The third factor -- risk of prejudice to Defendants -- weighs in favor of dismissal. The Court presumes that Defendants are prejudiced as a result of an unreasonable delay in prosecuting an action. Anderson v. Air West, 542 F.2d 522, 524 (9th Cir. 1976). This action was originally filed in March 2008, and Plaintiff failed to remedy the defects in her FAC and SAC. Further, as more time passes, the more difficult the case will be to defend. Thus, the third factor weighs in favor of dismissal.
The fourth factor -- availability of less drastic sanctions -- does not weigh in favor of dismissal. The Court attempted to avoid dismissal by allowing Plaintiff the opportunity to remedy the defects in the FAC and the SAC and by cautioning her that unless she complied with the Court's directions to remedy the defects in her claims, this action was subject to dismissal for failure to comply with a court order. Plaintiff again failed to do so. However, based on the attached exhibits, it appears that Plaintiff might be able to state a plausible claim for relief. Thus, the fourth factor does not weigh in favor of dismissal.
Finally, the fifth factor -- the public policy in favor of deciding cases on the merits -- does not weigh in favor of dismissal. While Plaintiff failed to remedy the defects in the FAC and the SAC, it appears that Plaintiff might be able to state a plausible claim for relief. Thus, the fifth factor does not weigh in favor of dismissal.

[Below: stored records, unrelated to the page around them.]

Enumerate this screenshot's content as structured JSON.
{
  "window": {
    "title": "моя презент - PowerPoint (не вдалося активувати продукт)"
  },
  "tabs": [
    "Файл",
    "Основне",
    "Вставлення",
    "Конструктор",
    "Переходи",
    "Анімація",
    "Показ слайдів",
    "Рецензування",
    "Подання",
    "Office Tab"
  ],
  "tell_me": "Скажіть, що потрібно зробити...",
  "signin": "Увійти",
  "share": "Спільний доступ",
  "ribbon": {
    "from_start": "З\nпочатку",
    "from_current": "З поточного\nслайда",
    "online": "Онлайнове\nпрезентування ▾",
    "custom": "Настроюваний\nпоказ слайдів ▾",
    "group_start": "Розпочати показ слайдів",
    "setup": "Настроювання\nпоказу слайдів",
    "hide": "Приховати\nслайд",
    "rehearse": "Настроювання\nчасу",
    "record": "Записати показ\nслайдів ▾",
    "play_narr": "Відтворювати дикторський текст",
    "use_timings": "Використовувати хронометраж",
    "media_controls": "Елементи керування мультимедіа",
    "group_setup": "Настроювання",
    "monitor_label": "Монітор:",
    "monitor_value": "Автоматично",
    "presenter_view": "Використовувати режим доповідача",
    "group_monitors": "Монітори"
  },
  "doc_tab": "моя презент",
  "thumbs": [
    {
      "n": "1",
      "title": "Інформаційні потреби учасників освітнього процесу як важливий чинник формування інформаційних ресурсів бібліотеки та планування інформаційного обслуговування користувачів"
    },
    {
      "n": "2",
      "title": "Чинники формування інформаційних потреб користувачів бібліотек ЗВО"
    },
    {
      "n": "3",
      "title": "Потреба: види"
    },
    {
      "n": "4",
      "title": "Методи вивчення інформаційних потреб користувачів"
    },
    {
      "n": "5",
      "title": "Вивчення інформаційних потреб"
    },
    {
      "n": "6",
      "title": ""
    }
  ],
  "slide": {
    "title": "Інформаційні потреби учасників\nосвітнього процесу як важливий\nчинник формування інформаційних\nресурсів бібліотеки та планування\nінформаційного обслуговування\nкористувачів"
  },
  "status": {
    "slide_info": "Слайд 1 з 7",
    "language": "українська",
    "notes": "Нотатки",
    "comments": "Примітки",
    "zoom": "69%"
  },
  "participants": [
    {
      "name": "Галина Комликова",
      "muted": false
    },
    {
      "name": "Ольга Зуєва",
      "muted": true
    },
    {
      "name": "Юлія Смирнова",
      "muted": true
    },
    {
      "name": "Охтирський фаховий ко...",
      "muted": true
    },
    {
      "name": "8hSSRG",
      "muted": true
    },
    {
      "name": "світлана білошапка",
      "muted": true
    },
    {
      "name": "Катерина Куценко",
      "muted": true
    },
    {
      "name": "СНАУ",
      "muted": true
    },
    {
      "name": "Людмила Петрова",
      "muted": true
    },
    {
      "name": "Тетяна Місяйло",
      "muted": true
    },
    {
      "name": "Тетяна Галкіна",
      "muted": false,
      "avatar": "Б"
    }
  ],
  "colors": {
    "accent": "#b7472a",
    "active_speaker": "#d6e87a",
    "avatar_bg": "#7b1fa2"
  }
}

Considering all five factors, the Court concludes that dismissal of this action with leave to amend is warranted. Thus, the Court will provide Plaintiff with one final opportunity to comply with the Court's order.
Based on the foregoing, the Court dismisses the Third Amended Complaint with leave to amend. Cato, 70 F.3d at 1106; Noll, 809 F.2d at 1448.
Plaintiff shall file a Fourth Amended Complaint no later than July 1, 2011. Plaintiff shall submit her Fourth Amended Complaint on the enclosed civil rights complaint form and may attach supporting exhibits. Plaintiff may not use "et al." in the caption but must name each defendant against whom claims are stated. The Clerk is directed to provide Plaintiff with a blank Central District civil rights complaint form. The Fourth Amended Complaint shall not refer to any previously filed Complaints.
The Court will allow Plaintiff this final opportunity to cure the previous defects and to comply with the Court's order. The Court has provided Plaintiff with sufficient clarity and guidance as to how to cure the defects and comply with the Court's orders. This is Plaintiff's final opportunity to do so. Plaintiff's failure to fully comply with this order shall result in dismissal of the action with prejudice. Fed. Rule Civ. P. 41(b); see also Ferdik v. Bonzelet, 963 F.2d 1258, 1260 (9th Cir. 1992) (holding that district court may dismiss action for failure to comply with any order of the court).
IT IS SO ORDERED.
DATED: May 25, 2011